#### WORK TO BE COMPLETED
Exactly as written, reproduce all of the entries.
※
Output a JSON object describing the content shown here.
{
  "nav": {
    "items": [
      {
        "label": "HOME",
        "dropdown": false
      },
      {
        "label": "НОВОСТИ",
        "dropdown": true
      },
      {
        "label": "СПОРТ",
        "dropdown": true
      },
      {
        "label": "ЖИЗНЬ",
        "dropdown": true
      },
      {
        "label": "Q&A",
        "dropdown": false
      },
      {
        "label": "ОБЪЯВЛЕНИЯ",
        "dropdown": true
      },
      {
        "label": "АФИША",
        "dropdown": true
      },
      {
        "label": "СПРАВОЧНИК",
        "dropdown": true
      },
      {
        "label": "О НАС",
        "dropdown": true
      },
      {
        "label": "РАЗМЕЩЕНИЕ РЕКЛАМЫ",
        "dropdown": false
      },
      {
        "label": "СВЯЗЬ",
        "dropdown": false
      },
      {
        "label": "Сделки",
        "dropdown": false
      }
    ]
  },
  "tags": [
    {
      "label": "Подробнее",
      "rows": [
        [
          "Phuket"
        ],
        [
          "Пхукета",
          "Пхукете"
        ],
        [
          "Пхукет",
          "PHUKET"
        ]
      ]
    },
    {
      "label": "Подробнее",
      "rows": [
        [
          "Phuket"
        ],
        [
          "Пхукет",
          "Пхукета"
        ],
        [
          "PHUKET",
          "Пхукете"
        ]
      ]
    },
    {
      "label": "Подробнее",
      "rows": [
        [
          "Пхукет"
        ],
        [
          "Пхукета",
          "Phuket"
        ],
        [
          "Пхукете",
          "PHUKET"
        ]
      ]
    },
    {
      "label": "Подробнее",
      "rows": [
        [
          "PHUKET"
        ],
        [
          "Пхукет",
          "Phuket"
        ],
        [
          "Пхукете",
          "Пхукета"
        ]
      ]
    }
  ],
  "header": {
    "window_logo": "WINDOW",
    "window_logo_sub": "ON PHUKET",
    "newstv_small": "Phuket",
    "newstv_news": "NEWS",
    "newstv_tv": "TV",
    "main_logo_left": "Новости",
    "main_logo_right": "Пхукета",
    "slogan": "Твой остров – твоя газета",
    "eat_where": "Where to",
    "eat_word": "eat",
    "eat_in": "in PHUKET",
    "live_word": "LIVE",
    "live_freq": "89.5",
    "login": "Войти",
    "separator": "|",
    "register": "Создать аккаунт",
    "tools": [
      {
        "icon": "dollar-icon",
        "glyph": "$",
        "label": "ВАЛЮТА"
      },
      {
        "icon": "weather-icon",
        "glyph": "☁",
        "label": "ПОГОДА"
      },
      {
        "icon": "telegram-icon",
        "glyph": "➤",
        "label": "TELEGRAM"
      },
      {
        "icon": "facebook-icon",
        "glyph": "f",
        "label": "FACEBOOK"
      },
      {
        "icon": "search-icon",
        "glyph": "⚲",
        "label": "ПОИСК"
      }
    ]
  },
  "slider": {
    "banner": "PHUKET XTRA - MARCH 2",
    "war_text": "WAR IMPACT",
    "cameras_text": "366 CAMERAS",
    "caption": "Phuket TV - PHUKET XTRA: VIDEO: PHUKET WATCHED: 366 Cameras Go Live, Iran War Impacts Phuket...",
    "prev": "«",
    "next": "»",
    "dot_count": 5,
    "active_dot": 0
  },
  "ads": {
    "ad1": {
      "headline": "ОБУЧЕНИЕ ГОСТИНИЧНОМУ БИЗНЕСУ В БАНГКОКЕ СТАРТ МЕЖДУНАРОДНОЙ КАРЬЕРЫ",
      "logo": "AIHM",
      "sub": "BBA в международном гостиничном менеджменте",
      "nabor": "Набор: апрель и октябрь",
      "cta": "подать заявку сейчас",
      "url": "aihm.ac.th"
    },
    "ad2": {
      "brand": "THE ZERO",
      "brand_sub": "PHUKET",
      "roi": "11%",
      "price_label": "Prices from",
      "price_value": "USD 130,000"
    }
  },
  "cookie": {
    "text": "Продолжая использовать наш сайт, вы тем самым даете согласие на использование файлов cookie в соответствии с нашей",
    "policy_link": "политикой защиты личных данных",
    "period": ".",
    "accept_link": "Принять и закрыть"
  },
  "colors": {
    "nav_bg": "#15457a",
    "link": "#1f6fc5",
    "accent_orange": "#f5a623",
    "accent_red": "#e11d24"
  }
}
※
#### TASK OUTPUT
Output a JSON object describing the content shown here.
{
  "nav": {
    "items": [
      {
        "label": "HOME",
        "dropdown": false
      },
      {
        "label": "НОВОСТИ",
        "dropdown": true
      },
      {
        "label": "СПОРТ",
        "dropdown": true
      },
      {
        "label": "ЖИЗНЬ",
        "dropdown": true
      },
      {
        "label": "Q&A",
        "dropdown": false
      },
      {
        "label": "ОБЪЯВЛЕНИЯ",
        "dropdown": true
      },
      {
        "label": "АФИША",
        "dropdown": true
      },
      {
        "label": "СПРАВОЧНИК",
        "dropdown": true
      },
      {
        "label": "О НАС",
        "dropdown": true
      },
      {
        "label": "РАЗМЕЩЕНИЕ РЕКЛАМЫ",
        "dropdown": false
      },
      {
        "label": "СВЯЗЬ",
        "dropdown": false
      },
      {
        "label": "Сделки",
        "dropdown": false
      }
    ]
  },
  "tags": [
    {
      "label": "Подробнее",
      "rows": [
        [
          "Phuket"
        ],
        [
          "Пхукета",
          "Пхукете"
        ],
        [
          "Пхукет",
          "PHUKET"
        ]
      ]
    },
    {
      "label": "Подробнее",
      "rows": [
        [
          "Phuket"
        ],
        [
          "Пхукет",
          "Пхукета"
        ],
        [
          "PHUKET",
          "Пхукете"
        ]
      ]
    },
    {
      "label": "Подробнее",
      "rows": [
        [
          "Пхукет"
        ],
        [
          "Пхукета",
          "Phuket"
        ],
        [
          "Пхукете",
          "PHUKET"
        ]
      ]
    },
    {
      "label": "Подробнее",
      "rows": [
        [
          "PHUKET"
        ],
        [
          "Пхукет",
          "Phuket"
        ],
        [
          "Пхукете",
          "Пхукета"
        ]
      ]
    }
  ],
  "header": {
    "window_logo": "WINDOW",
    "window_logo_sub": "ON PHUKET",
    "newstv_small": "Phuket",
    "newstv_news": "NEWS",
    "newstv_tv": "TV",
    "main_logo_left": "Новости",
    "main_logo_right": "Пхукета",
    "slogan": "Твой остров – твоя газета",
    "eat_where": "Where to",
    "eat_word": "eat",
    "eat_in": "in PHUKET",
    "live_word": "LIVE",
    "live_freq": "89.5",
    "login": "Войти",
    "separator": "|",
    "register": "Создать аккаунт",
    "tools": [
      {
        "icon": "dollar-icon",
        "glyph": "$",
        "label": "ВАЛЮТА"
      },
      {
        "icon": "weather-icon",
        "glyph": "☁",
        "label": "ПОГОДА"
      },
      {
        "icon": "telegram-icon",
        "glyph": "➤",
        "label": "TELEGRAM"
      },
      {
        "icon": "facebook-icon",
        "glyph": "f",
        "label": "FACEBOOK"
      },
      {
        "icon": "search-icon",
        "glyph": "⚲",
        "label": "ПОИСК"
      }
    ]
  },
  "slider": {
    "banner": "PHUKET XTRA - MARCH 2",
    "war_text": "WAR IMPACT",
    "cameras_text": "366 CAMERAS",
    "caption": "Phuket TV - PHUKET XTRA: VIDEO: PHUKET WATCHED: 366 Cameras Go Live, Iran War Impacts Phuket...",
    "prev": "«",
    "next": "»",
    "dot_count": 5,
    "active_dot": 0
  },
  "ads": {
    "ad1": {
      "headline": "ОБУЧЕНИЕ ГОСТИНИЧНОМУ БИЗНЕСУ В БАНГКОКЕ СТАРТ МЕЖДУНАРОДНОЙ КАРЬЕРЫ",
      "logo": "AIHM",
      "sub": "BBA в международном гостиничном менеджменте",
      "nabor": "Набор: апрель и октябрь",
      "cta": "подать заявку сейчас",
      "url": "aihm.ac.th"
    },
    "ad2": {
      "brand": "THE ZERO",
      "brand_sub": "PHUKET",
      "roi": "11%",
      "price_label": "Prices from",
      "price_value": "USD 130,000"
    }
  },
  "cookie": {
    "text": "Продолжая использовать наш сайт, вы тем самым даете согласие на использование файлов cookie в соответствии с нашей",
    "policy_link": "политикой защиты личных данных",
    "period": ".",
    "accept_link": "Принять и закрыть"
  },
  "colors": {
    "nav_bg": "#15457a",
    "link": "#1f6fc5",
    "accent_orange": "#f5a623",
    "accent_red": "#e11d24"
  }
}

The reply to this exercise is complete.